====== Supplied material ======
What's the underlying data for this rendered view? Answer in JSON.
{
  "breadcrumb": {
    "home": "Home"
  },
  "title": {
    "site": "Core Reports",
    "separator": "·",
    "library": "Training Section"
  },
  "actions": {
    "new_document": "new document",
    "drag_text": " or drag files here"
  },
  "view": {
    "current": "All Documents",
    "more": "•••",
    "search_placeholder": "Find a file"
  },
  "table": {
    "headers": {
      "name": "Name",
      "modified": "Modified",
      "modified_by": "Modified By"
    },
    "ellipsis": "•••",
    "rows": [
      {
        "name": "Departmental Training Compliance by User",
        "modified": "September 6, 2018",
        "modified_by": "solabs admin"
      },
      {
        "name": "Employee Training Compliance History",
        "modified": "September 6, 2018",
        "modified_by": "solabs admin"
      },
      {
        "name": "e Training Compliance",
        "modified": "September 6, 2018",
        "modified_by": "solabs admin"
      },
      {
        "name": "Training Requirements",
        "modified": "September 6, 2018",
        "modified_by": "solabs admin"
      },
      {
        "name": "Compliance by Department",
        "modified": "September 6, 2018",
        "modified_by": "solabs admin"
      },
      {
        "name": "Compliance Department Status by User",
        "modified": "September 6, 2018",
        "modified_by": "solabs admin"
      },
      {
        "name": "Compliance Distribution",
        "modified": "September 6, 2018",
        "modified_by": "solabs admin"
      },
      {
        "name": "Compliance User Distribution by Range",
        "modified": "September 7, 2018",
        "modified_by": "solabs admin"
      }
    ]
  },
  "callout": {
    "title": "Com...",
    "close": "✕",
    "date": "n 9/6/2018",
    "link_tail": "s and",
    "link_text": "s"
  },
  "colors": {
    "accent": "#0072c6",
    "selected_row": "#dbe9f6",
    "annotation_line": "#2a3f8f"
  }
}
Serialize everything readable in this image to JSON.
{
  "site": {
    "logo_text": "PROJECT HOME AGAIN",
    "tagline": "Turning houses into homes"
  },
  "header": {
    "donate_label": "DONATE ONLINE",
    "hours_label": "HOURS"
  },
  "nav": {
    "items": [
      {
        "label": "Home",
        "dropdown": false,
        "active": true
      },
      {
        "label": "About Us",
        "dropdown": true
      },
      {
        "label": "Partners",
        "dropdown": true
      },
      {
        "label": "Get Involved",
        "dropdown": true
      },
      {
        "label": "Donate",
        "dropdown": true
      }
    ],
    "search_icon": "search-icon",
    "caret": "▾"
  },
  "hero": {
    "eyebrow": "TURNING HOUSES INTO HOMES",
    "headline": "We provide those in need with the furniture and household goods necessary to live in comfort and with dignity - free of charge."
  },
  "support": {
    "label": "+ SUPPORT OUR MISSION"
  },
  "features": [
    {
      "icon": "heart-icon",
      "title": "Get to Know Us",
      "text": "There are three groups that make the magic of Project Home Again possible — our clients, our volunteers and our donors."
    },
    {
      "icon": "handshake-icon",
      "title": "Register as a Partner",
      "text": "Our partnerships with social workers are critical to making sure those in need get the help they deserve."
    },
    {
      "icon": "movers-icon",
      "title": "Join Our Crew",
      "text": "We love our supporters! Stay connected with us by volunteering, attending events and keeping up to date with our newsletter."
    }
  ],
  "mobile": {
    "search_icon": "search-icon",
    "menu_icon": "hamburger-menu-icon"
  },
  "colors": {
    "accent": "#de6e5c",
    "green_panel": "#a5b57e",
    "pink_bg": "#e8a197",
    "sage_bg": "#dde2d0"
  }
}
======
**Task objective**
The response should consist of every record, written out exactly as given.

**Answer space**
What's the underlying data for this rendered view? Answer in JSON.
{
  "breadcrumb": {
    "home": "Home"
  },
  "title": {
    "site": "Core Reports",
    "separator": "·",
    "library": "Training Section"
  },
  "actions": {
    "new_document": "new document",
    "drag_text": " or drag files here"
  },
  "view": {
    "current": "All Documents",
    "more": "•••",
    "search_placeholder": "Find a file"
  },
  "table": {
    "headers": {
      "name": "Name",
      "modified": "Modified",
      "modified_by": "Modified By"
    },
    "ellipsis": "•••",
    "rows": [
      {
        "name": "Departmental Training Compliance by User",
        "modified": "September 6, 2018",
        "modified_by": "solabs admin"
      },
      {
        "name": "Employee Training Compliance History",
        "modified": "September 6, 2018",
        "modified_by": "solabs admin"
      },
      {
        "name": "e Training Compliance",
        "modified": "September 6, 2018",
        "modified_by": "solabs admin"
      },
      {
        "name": "Training Requirements",
        "modified": "September 6, 2018",
        "modified_by": "solabs admin"
      },
      {
        "name": "Compliance by Department",
        "modified": "September 6, 2018",
        "modified_by": "solabs admin"
      },
      {
        "name": "Compliance Department Status by User",
        "modified": "September 6, 2018",
        "modified_by": "solabs admin"
      },
      {
        "name": "Compliance Distribution",
        "modified": "September 6, 2018",
        "modified_by": "solabs admin"
      },
      {
        "name": "Compliance User Distribution by Range",
        "modified": "September 7, 2018",
        "modified_by": "solabs admin"
      }
    ]
  },
  "callout": {
    "title": "Com...",
    "close": "✕",
    "date": "n 9/6/2018",
    "link_tail": "s and",
    "link_text": "s"
  },
  "colors": {
    "accent": "#0072c6",
    "selected_row": "#dbe9f6",
    "annotation_line": "#2a3f8f"
  }
}
Serialize everything readable in this image to JSON.
{
  "site": {
    "logo_text": "PROJECT HOME AGAIN",
    "tagline": "Turning houses into homes"
  },
  "header": {
    "donate_label": "DONATE ONLINE",
    "hours_label": "HOURS"
  },
  "nav": {
    "items": [
      {
        "label": "Home",
        "dropdown": false,
        "active": true
      },
      {
        "label": "About Us",
        "dropdown": true
      },
      {
        "label": "Partners",
        "dropdown": true
      },
      {
        "label": "Get Involved",
        "dropdown": true
      },
      {
        "label": "Donate",
        "dropdown": true
      }
    ],
    "search_icon": "search-icon",
    "caret": "▾"
  },
  "hero": {
    "eyebrow": "TURNING HOUSES INTO HOMES",
    "headline": "We provide those in need with the furniture and household goods necessary to live in comfort and with dignity - free of charge."
  },
  "support": {
    "label": "+ SUPPORT OUR MISSION"
  },
  "features": [
    {
      "icon": "heart-icon",
      "title": "Get to Know Us",
      "text": "There are three groups that make the magic of Project Home Again possible — our clients, our volunteers and our donors."
    },
    {
      "icon": "handshake-icon",
      "title": "Register as a Partner",
      "text": "Our partnerships with social workers are critical to making sure those in need get the help they deserve."
    },
    {
      "icon": "movers-icon",
      "title": "Join Our Crew",
      "text": "We love our supporters! Stay connected with us by volunteering, attending events and keeping up to date with our newsletter."
    }
  ],
  "mobile": {
    "search_icon": "search-icon",
    "menu_icon": "hamburger-menu-icon"
  },
  "colors": {
    "accent": "#de6e5c",
    "green_panel": "#a5b57e",
    "pink_bg": "#e8a197",
    "sage_bg": "#dde2d0"
  }
}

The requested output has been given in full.